The unique federally "threatened" species, found only on the upper slopes of Haleakala, will be part of the County of Maui's booth at the horticulture show, a news release from Mayor Alan Arakawa's office said Tuesday.
The booth also will focus on Maui's rain forests, beaches and tropical flowers.
Haleakala silverswords are inspected by Lance Otsubo (second from right) of the U.S. Agriculture Department Plant Protection and Quarantine program. Joining Otsubo are Teena Rasmussen (from left), director of the Mayor’s Office of Economic Development; floral designer Asa Ige; and Haleakala National Park botanist Steve Anderson. Silverswords will be shipped to South Korea for the Goyang International Horticulture Show that runs from Thursday to May 11.
County of Maui / LOIS WHITNEY photo
Asa Ige has been hired to design the booth and to travel to South Korea with the silversword plants, the news release said. Hawaiian Airlines is flying the plants to South Korea without charge.
Haleakala National Park Ranger Stephen Anderson will be attending the show as well, answering questions about the silversword, or ahinahina, ongoing research to protect the plant, and ecosystem management efforts to spur recovery.
Arakawa said that Goyang, Maui County's sister city, has been interested in displaying the silversword "from the moment we became a sister city back in 2011."
It was not easy to obtain permits to send the three plants overseas. Teena Rasmussen, director of the Mayor's Office of Economic Development, said it took the county nine months to obtain permits from the National Park Service, U.S. Fish & Wildlife Service and U.S. Department of Agriculture.
She added that this is the first time since 1992, when the plant was listed as a threatened species, that silversword plants have been shipped abroad.
Haleakala National Park Superintendent Natalie Gates noted that the three plants were grown in the park greenhouse and were not removed from the wild. They are part of an experiment testing the effects of climate change on native vegetation.
"The plants were not collected from natural habitat for this exhibit since all natural and cultural resources in the park are protected and cannot be removed," Gates said. "The Goyang Flower Show allows the park to introduce this amazing species to an international audience and highlights the important role national parks worldwide play in protecting biodiversity."
The silverswords will be returned to the park after the show and will be used in park environmental education programs, the news release said.
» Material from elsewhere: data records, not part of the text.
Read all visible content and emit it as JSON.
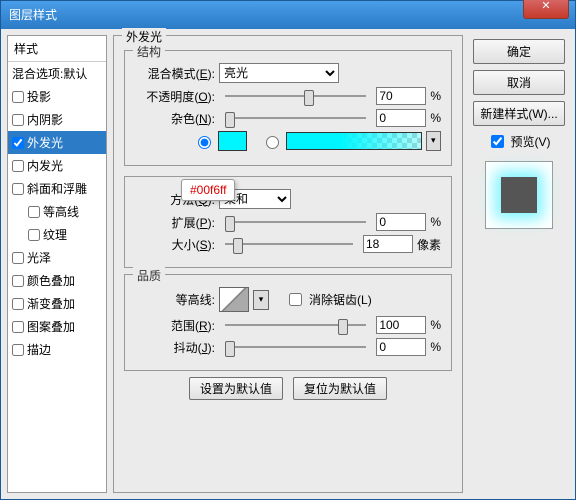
{
  "title": "图层样式",
  "sidebar": {
    "header": "样式",
    "blend_header": "混合选项:默认",
    "items": [
      {
        "label": "投影",
        "checked": false
      },
      {
        "label": "内阴影",
        "checked": false
      },
      {
        "label": "外发光",
        "checked": true,
        "selected": true
      },
      {
        "label": "内发光",
        "checked": false
      },
      {
        "label": "斜面和浮雕",
        "checked": false
      },
      {
        "label": "等高线",
        "checked": false,
        "sub": true
      },
      {
        "label": "纹理",
        "checked": false,
        "sub": true
      },
      {
        "label": "光泽",
        "checked": false
      },
      {
        "label": "颜色叠加",
        "checked": false
      },
      {
        "label": "渐变叠加",
        "checked": false
      },
      {
        "label": "图案叠加",
        "checked": false
      },
      {
        "label": "描边",
        "checked": false
      }
    ]
  },
  "panel": {
    "title": "外发光",
    "structure": {
      "legend": "结构",
      "blend_mode": {
        "label": "混合模式",
        "key": "E",
        "value": "亮光"
      },
      "opacity": {
        "label": "不透明度",
        "key": "O",
        "value": "70",
        "unit": "%",
        "pos": 56
      },
      "noise": {
        "label": "杂色",
        "key": "N",
        "value": "0",
        "unit": "%",
        "pos": 0
      },
      "color": "#00f6ff",
      "tooltip": "#00f6ff"
    },
    "elements": {
      "technique": {
        "label": "方法",
        "key": "Q",
        "value": "柔和"
      },
      "spread": {
        "label": "扩展",
        "key": "P",
        "value": "0",
        "unit": "%",
        "pos": 0
      },
      "size": {
        "label": "大小",
        "key": "S",
        "value": "18",
        "unit": "像素",
        "pos": 6
      }
    },
    "quality": {
      "legend": "品质",
      "contour": {
        "label": "等高线"
      },
      "antialias": {
        "label": "消除锯齿",
        "key": "L"
      },
      "range": {
        "label": "范围",
        "key": "R",
        "value": "100",
        "unit": "%",
        "pos": 80
      },
      "jitter": {
        "label": "抖动",
        "key": "J",
        "value": "0",
        "unit": "%",
        "pos": 0
      }
    },
    "buttons": {
      "set_default": "设置为默认值",
      "reset_default": "复位为默认值"
    }
  },
  "right": {
    "ok": "确定",
    "cancel": "取消",
    "new_style": "新建样式(W)...",
    "preview": "预览",
    "preview_key": "(V)"
  }
}
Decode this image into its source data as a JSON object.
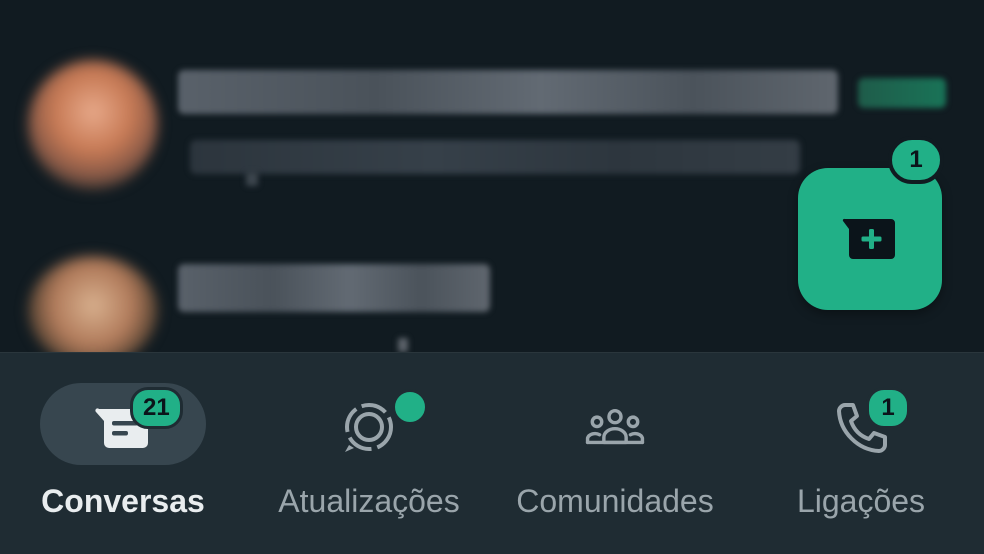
{
  "fab": {
    "icon": "new-chat-icon",
    "badge": "1",
    "color": "#21b087"
  },
  "nav": {
    "items": [
      {
        "label": "Conversas",
        "icon": "chats-icon",
        "badge": "21",
        "active": true
      },
      {
        "label": "Atualizações",
        "icon": "status-icon",
        "dot": true,
        "active": false
      },
      {
        "label": "Comunidades",
        "icon": "communities-icon",
        "active": false
      },
      {
        "label": "Ligações",
        "icon": "phone-icon",
        "badge": "1",
        "active": false
      }
    ]
  },
  "colors": {
    "accent": "#21b087",
    "background": "#111b21",
    "nav_background": "#1f2c33",
    "active_pill": "#37464f",
    "inactive_text": "#9aa5ab",
    "active_text": "#e9edef"
  }
}
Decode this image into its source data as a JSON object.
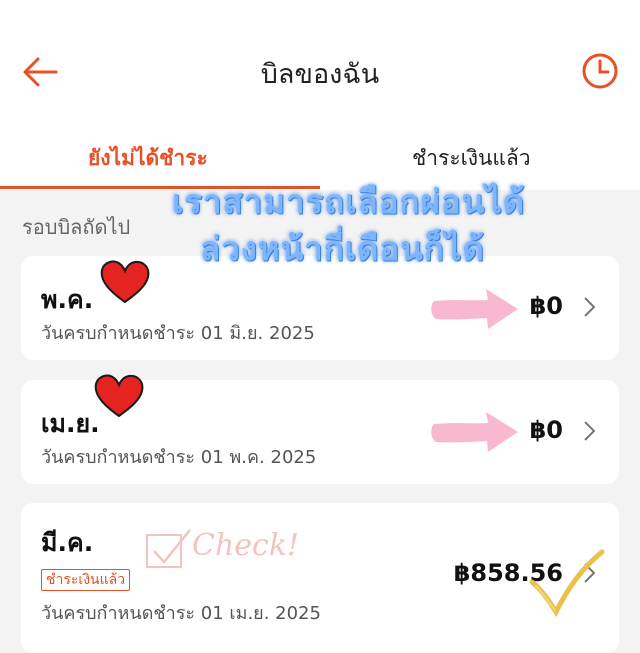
{
  "header": {
    "title": "บิลของฉัน",
    "back_icon": "arrow-left-icon",
    "history_icon": "clock-icon"
  },
  "tabs": [
    {
      "label": "ยังไม่ได้ชำระ",
      "active": true
    },
    {
      "label": "ชำระเงินแล้ว",
      "active": false
    }
  ],
  "section_label": "รอบบิลถัดไป",
  "bills": [
    {
      "month": "พ.ค.",
      "due": "วันครบกำหนดชำระ 01 มิ.ย. 2025",
      "amount": "฿0",
      "status": ""
    },
    {
      "month": "เม.ย.",
      "due": "วันครบกำหนดชำระ 01 พ.ค. 2025",
      "amount": "฿0",
      "status": ""
    },
    {
      "month": "มี.ค.",
      "due": "วันครบกำหนดชำระ 01 เม.ย. 2025",
      "amount": "฿858.56",
      "status": "ชำระเงินแล้ว"
    }
  ],
  "annotations": {
    "overlay_line_1": "เราสามารถเลือกผ่อนได้",
    "overlay_line_2": "ล่วงหน้ากี่เดือนก็ได้",
    "check_text": "Check!"
  },
  "colors": {
    "accent": "#e65125",
    "overlay_fill": "#7db6ff",
    "heart": "#e52421",
    "arrow_pink": "#f7b8d0"
  }
}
In what is characterized by U.S. Geological Survey scientists as a "bloom and doom" process, the plant grows anywhere from 20 to 90 years before flowering. Once the plant flowers, or reaches adulthood, it disperses its seed and dies shortly after.
"The silversword is an important native plant, culturally and ecologically for Maui, and we are proud to share it with the people of Goyang," Arakawa said. "South Korean visitors are known for their love of hiking, wildlife and the outdoors so this is also an important outreach for our tourism industry. This is truly a great opportunity to help preserve this beautiful plant while educating the world about the impacts of climate change on our environment, especially on rare and fragile plants like this."